**WHAT IS BEING ASKED:** Going through the entries below, count each line that holds "chevron" and give only the total.

# # # #

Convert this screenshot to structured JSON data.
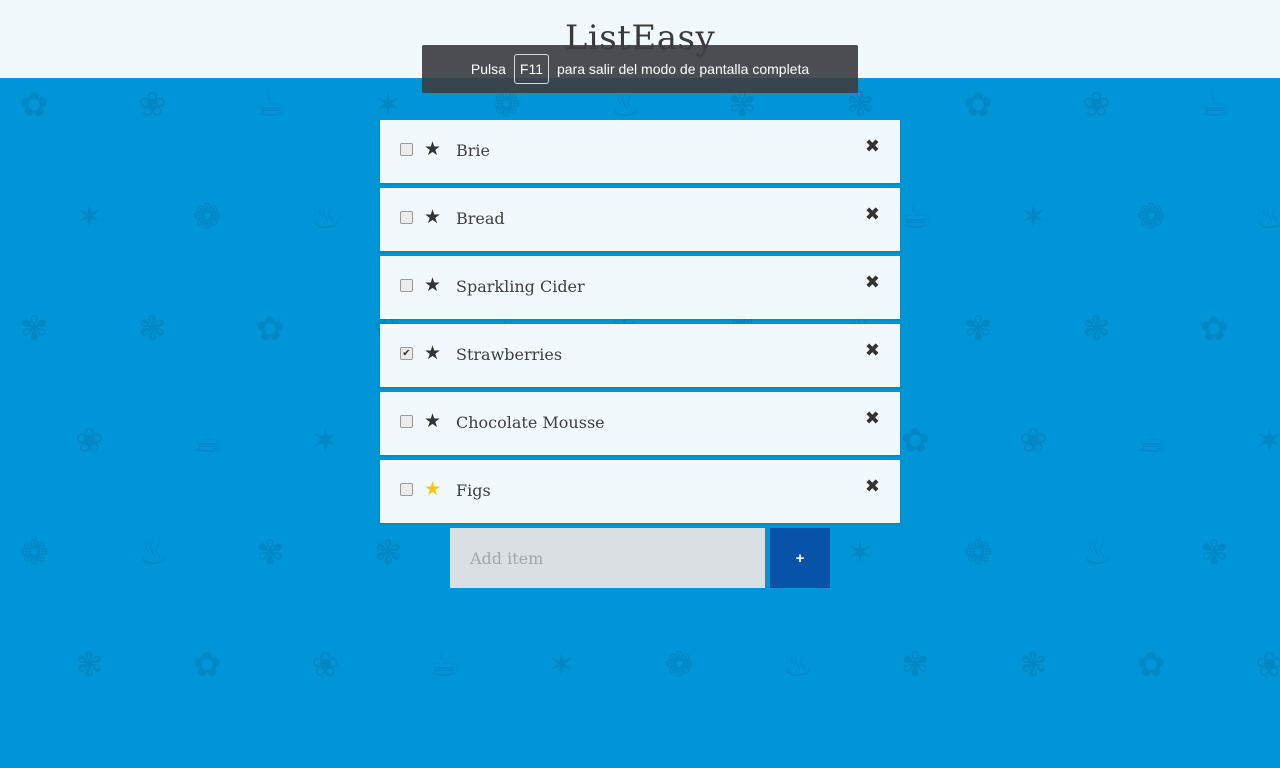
{
  "app": {
    "title": "ListEasy"
  },
  "fullscreen_notice": {
    "prefix": "Pulsa",
    "key": "F11",
    "suffix": "para salir del modo de pantalla completa"
  },
  "items": [
    {
      "label": "Brie",
      "checked": false,
      "starred": false
    },
    {
      "label": "Bread",
      "checked": false,
      "starred": false
    },
    {
      "label": "Sparkling Cider",
      "checked": false,
      "starred": false
    },
    {
      "label": "Strawberries",
      "checked": true,
      "starred": false
    },
    {
      "label": "Chocolate Mousse",
      "checked": false,
      "starred": false
    },
    {
      "label": "Figs",
      "checked": false,
      "starred": true
    }
  ],
  "icons": {
    "star": "star-icon",
    "delete": "close-icon",
    "check": "checkmark-icon"
  },
  "add": {
    "placeholder": "Add item",
    "button_label": "+"
  },
  "colors": {
    "background": "#0095d6",
    "card": "#f2f9fc",
    "add_button": "#0653a8",
    "star_active": "#f5c518",
    "text": "#3d3d3d"
  }
}
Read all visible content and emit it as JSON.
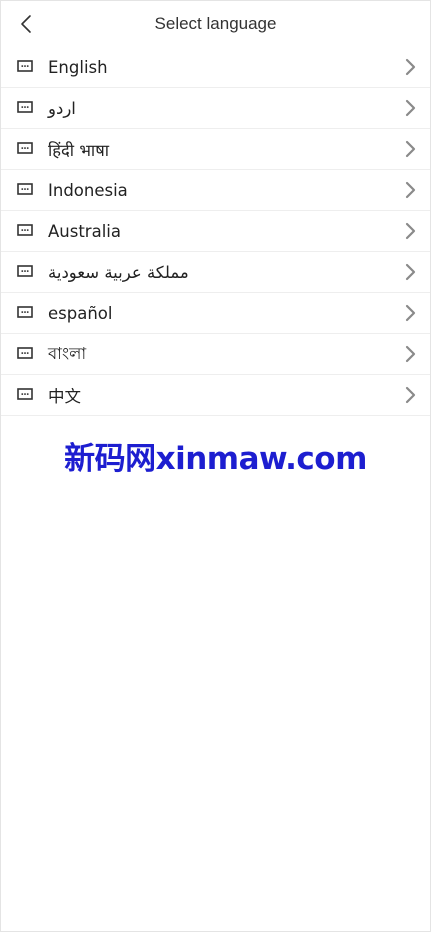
{
  "header": {
    "title": "Select language"
  },
  "languages": [
    {
      "label": "English"
    },
    {
      "label": "اردو"
    },
    {
      "label": "हिंदी भाषा"
    },
    {
      "label": "Indonesia"
    },
    {
      "label": "Australia"
    },
    {
      "label": "مملكة عربية سعودية"
    },
    {
      "label": "español"
    },
    {
      "label": "বাংলা"
    },
    {
      "label": "中文"
    }
  ],
  "icons": {
    "back": "chevron-left-icon",
    "item": "keyboard-icon",
    "arrow": "chevron-right-icon"
  },
  "watermark": {
    "text": "新码网xinmaw.com",
    "color": "#1d1ed0"
  }
}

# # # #

**SOLVED EXERCISE:** 2